Do you know about startups already covering these areas? Or airports doing a great job of customer service? Let me know in the comments below.

My Local – London

This article first appeared in book 1 of The Manifesto; ‘Local’ is a series of home town tips from music industry folk.


Brunch. Mess Cafe on Amhurst Road near Hackney Central. Great Saturday morning brunch for a fiver.

Coffee. The Gallery Cafe in Bethnal Green, next door to York Hall. I have Spanish lessons here early on Tuesday mornings and the coffee is crucial for verb conjugations.

Lunch. The understated Chinese restaurant on Red Lion Street. The Singapore Laksa is the must-have.

Restaurant. Buen Ayre on Broadway Market is still the undisputed champion. The full parrilla is outrageous — blood sausage, fried cheese, peppers, sweetbreads, plus a couple of inch-thick steaks for good measure, all washed down with a few glasses of Malbec. The closest I can get in London to La Cabrera restaurant in Palermo, Buenos Aires.

Meeting. If the sun’s out, Gray’s Inn Fields, a small sanctuary sandwiched between Holborn and Theobold’s Road.

Books. I’m working my way through Michael Lewis’ catalogue at the moment, also I read a little Alain de Botton when my brain can handle it, plus midway through ‘London Fields’ by Martin Amis.

Pizza. Ciao Bella on Lamb’s Conduit Street is my pizza place of choice — the calzone is guaranteed to induce a food coma though, so go prepared.

Cocktail. Pisco Sour — my girlfriend loves them and I’ve been converted, so much so that the next long haul holiday has to got to be to Peru.

Beer. A pint of Windsor & Eton at the Gunmakers in Clerkenwell; light ale with a bit of citrus.

Local. Kuzu on Well Street in Hackney. Traditional Turkish ocakbasi, £7 for a bonanza of lamb beyti, salad, rice and bread — it’s become a ritual on Sunday evenings after a weekend away. It’s so good that my friend who is a food critic goes there by choice instead of the various posh establishments she can eat at for free.

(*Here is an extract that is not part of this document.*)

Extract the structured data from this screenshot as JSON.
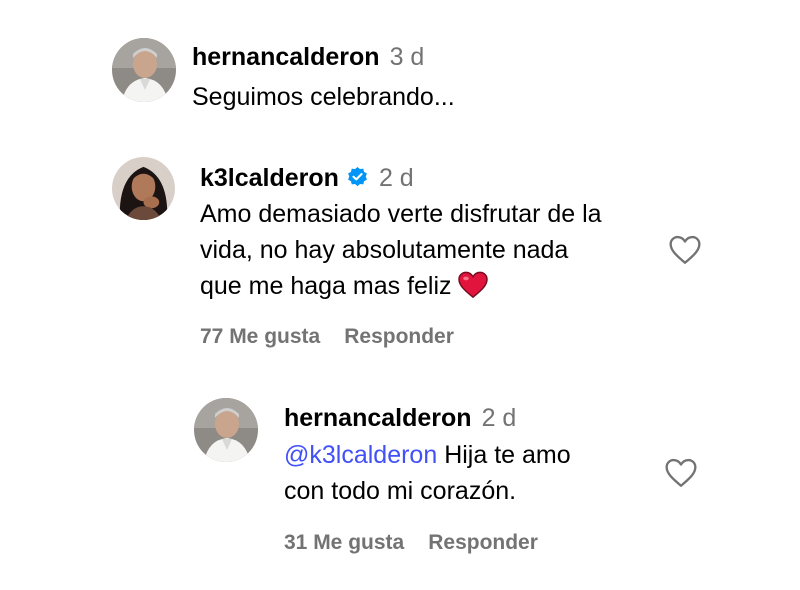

Mobile Office. Top deck of the 38 bus.

Relax. Savasana.

Wander. Victoria Park. I still think it’s the best park in London.